 David Noe, “Suppress or Retain? Theodore Beza, Natural Theology, and the Translation of Romans 1:18,” in Theodore Beza at 500: New Perspectives on an Old Reformer, ed. Kirk Summers and Scott M. Manetsch (Göttingen: Vandenhoeck & Ruprecht, 2020), 139-56.
 John Calvin, Commentary on the Acts of the Apostles, vol. 2, trans. Henry Beveridge (Edinburgh: Calvin Translation Society, 1844), 169-70.
 Cornelius Van Til, Defense of the Faith (1955; Phillipsburg, NJ: P & R, 1967), 92.
 E.g., Herman Bavinck, Reformed Dogmatics, vol. 1, Prolegomena, trans. John Vriend, ed. John Bolt (Grand Rapids, MI: 2003), 44, 314-20; cf. James Eglington, Trinity and Organism: Towards a New Reading of Herman Bavinck’s Organic Motif (London: Bloomsbury T & T Clark, 2012), 131-54.
 Cornelius Van Til, Introduction to Systematic Theology (Phillipsburg, NJ: Presbyterian and Reformed, 1974), 46, emphasis.
 E.g., Van Mastricht, Theoretical-Practical Theology, 84.
 Francis Turretin, Institutes of Elenctic Theology, 3 vols., trans.

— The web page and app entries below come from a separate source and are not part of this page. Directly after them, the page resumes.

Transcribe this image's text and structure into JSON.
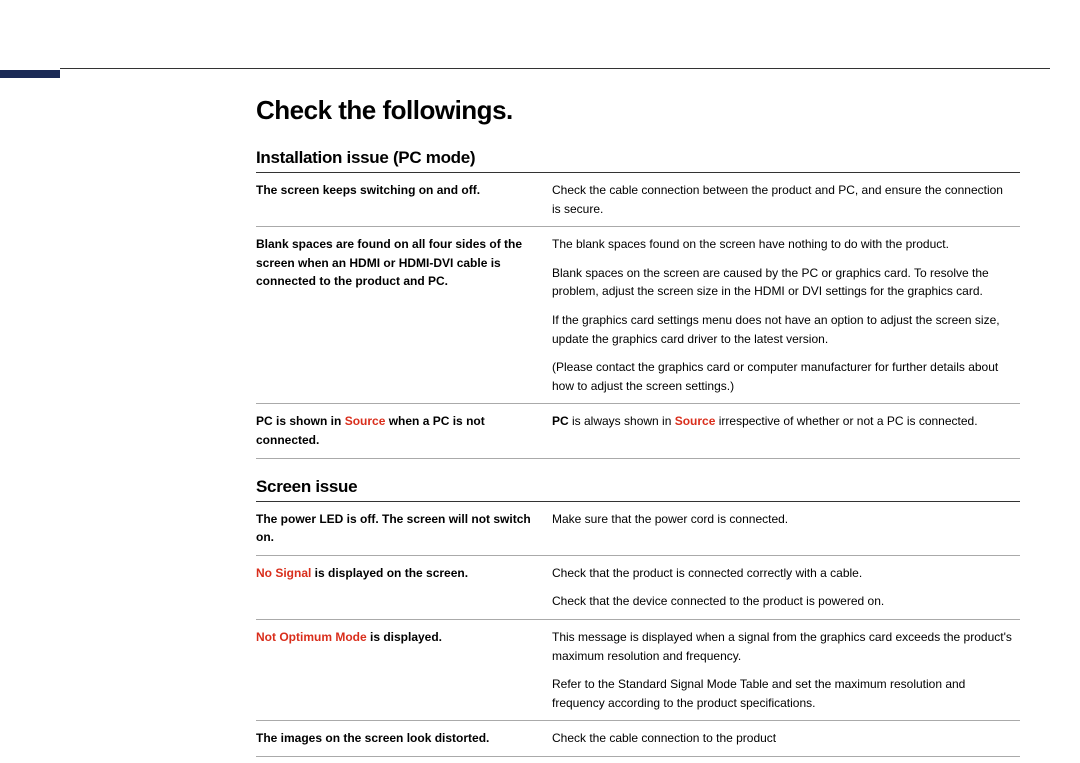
{
  "title": "Check the followings.",
  "sections": {
    "install": {
      "heading": "Installation issue (PC mode)",
      "rows": {
        "switching": {
          "issue": "The screen keeps switching on and off.",
          "answer": "Check the cable connection between the product and PC, and ensure the connection is secure."
        },
        "blank": {
          "issue": "Blank spaces are found on all four sides of the screen when an HDMI or HDMI-DVI cable is connected to the product and PC.",
          "p1": "The blank spaces found on the screen have nothing to do with the product.",
          "p2": "Blank spaces on the screen are caused by the PC or graphics card. To resolve the problem, adjust the screen size in the HDMI or DVI settings for the graphics card.",
          "p3": "If the graphics card settings menu does not have an option to adjust the screen size, update the graphics card driver to the latest version.",
          "p4": "(Please contact the graphics card or computer manufacturer for further details about how to adjust the screen settings.)"
        },
        "pcsource": {
          "issue_pre": "PC",
          "issue_mid": " is shown in ",
          "issue_src": "Source",
          "issue_post": " when a PC is not connected.",
          "ans_pre": "PC",
          "ans_mid": " is always shown in ",
          "ans_src": "Source",
          "ans_post": " irrespective of whether or not a PC is connected."
        }
      }
    },
    "screen": {
      "heading": "Screen issue",
      "rows": {
        "powerled": {
          "issue": "The power LED is off. The screen will not switch on.",
          "answer": "Make sure that the power cord is connected."
        },
        "nosignal": {
          "issue_red": "No Signal",
          "issue_rest": " is displayed on the screen.",
          "p1": "Check that the product is connected correctly with a cable.",
          "p2": "Check that the device connected to the product is powered on."
        },
        "notopt": {
          "issue_red": "Not Optimum Mode",
          "issue_rest": " is displayed.",
          "p1": "This message is displayed when a signal from the graphics card exceeds the product's maximum resolution and frequency.",
          "p2": "Refer to the Standard Signal Mode Table and set the maximum resolution and frequency according to the product specifications."
        },
        "distorted": {
          "issue": "The images on the screen look distorted.",
          "answer": "Check the cable connection to the product"
        }
      }
    }
  }
}
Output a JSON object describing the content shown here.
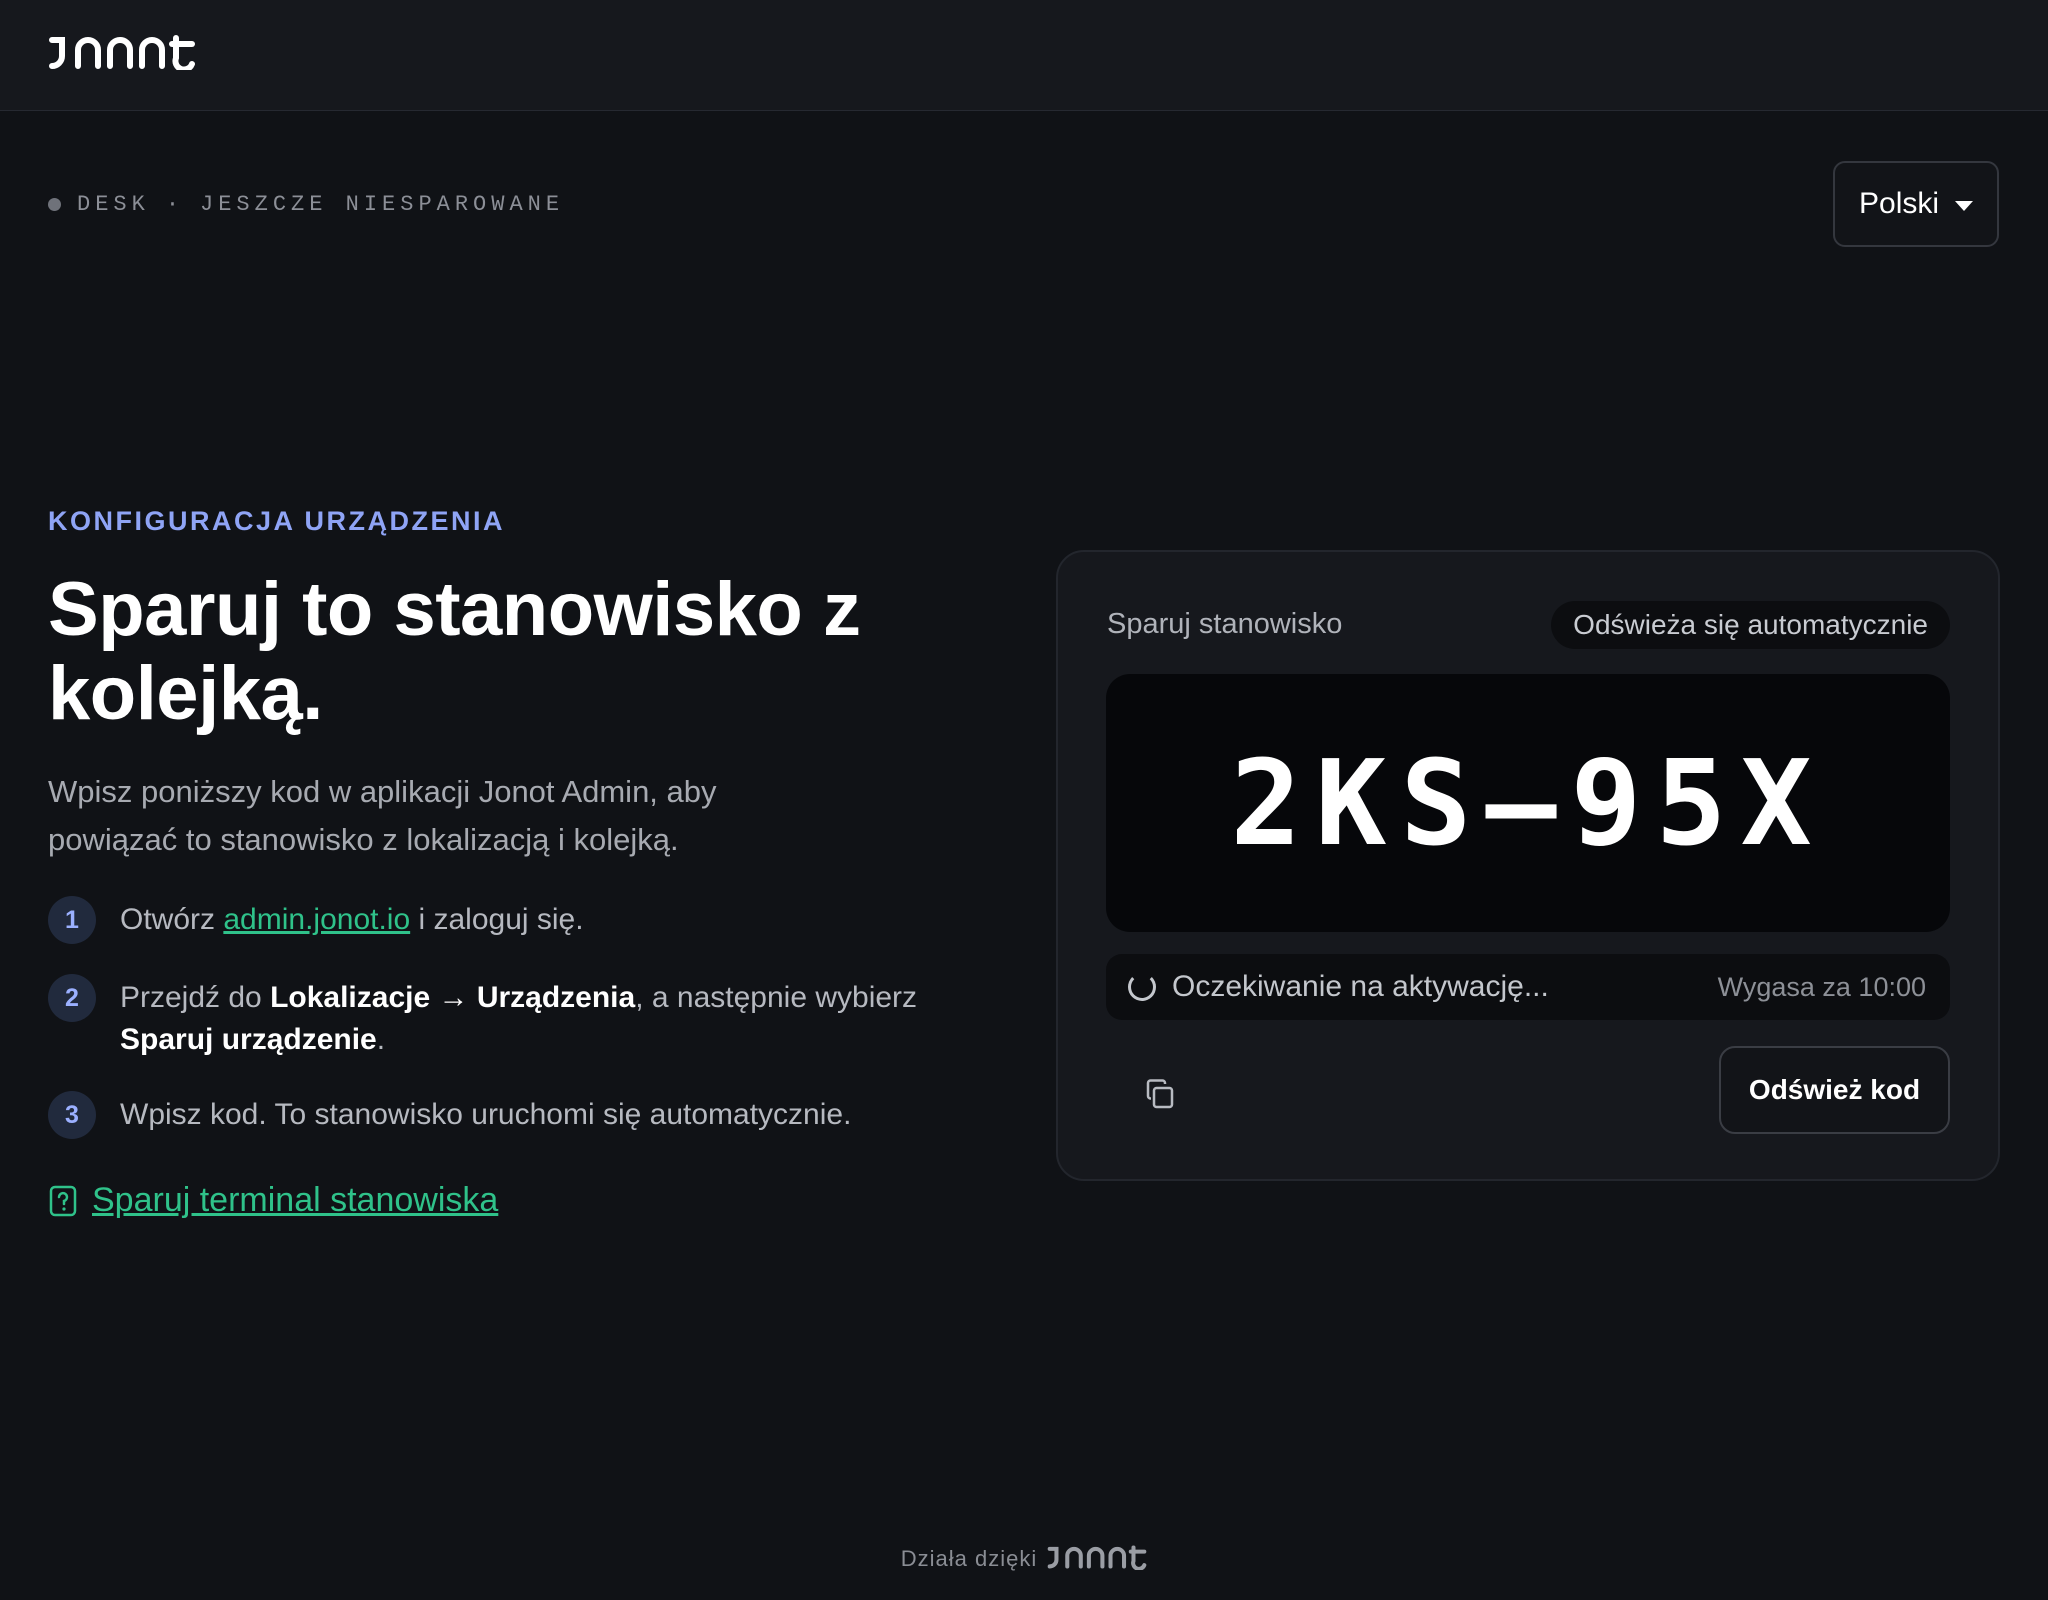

George Musgrave Giger, ed. James T. Dennison Jr. (Phillipsburg, NJ: P & R, 1992-97), III.i.1-28; Gulielmus Bucanus, Body of Divinity, or Institutions of Christian Religion (London: Daniel Pakeman, Abel Roper, and Richard Tomlins, 1659), 2-3; Francis Junius, A Treatise on True Theology, trans. David C. Noe (Grand Rapids, MI: Reformation Heritage Books, ), 145-58; John Platt, Reformed Thought and Scholasticism: the Arguments for the Existence of God in Dutch Theology, 1575-1650 (Leiden: Brill, 1982), 139-42; John Arrowsmith, Armilla Catechetica. A Chain of Principles (Cambridge: John Field, 1659), 120-28; Matthew Barker, Natural Theology, or, the Knowledge of God, from the Works of Creation (London: Nathaniel Ranew, 1674), 1-32.
 Van Til, Defense of the Faith, 162-78; for primary sources and argument, see J. V. Fesko, Reforming Apologetics: Retrieving the Classic Reformed Approach to Defending the Faith (Grand Rapids, MI: Baker Academic, 2019), 27-48.
 John Calvin, Institutes of the Christian Religion, trans. Ford Lewis Battles, ed. John T. McNeil (Philadelphia, PA: The Westminster Press, 1960), I.i-vi.
 Calvin, Institutes, I.i-vi, here I.vi.1.
 J. V. Fesko and Guy M. Richard, “Natural Theology and the Westminster Confession of Faith,” in The Westminster Confession into the 21st Century, vol. 3, ed. J. Ligon Duncan III (Fearn: Mentor, 2009), 223-66; also Richard A. Muller, “Was It Really Viral? Natural Theology in the Early Modern Reformed Tradition,” in Crossing Traditions (Leiden: Brills, 2017), 507-31.
 Contra Nathan D. Shannon, “Junius and Van Til on Natural Knowledge of God,” Westminster Theological Journal 82 (2020): 279-300; cf. Kevin DeYoung, “Franciscus Junius, Old Princeton, and the Question of Natural Theology: a Response to Shannon’s ‘Junius and Van Til on Natural Knowledge of God’” (Westminster Theological Journal (2021): 251-66.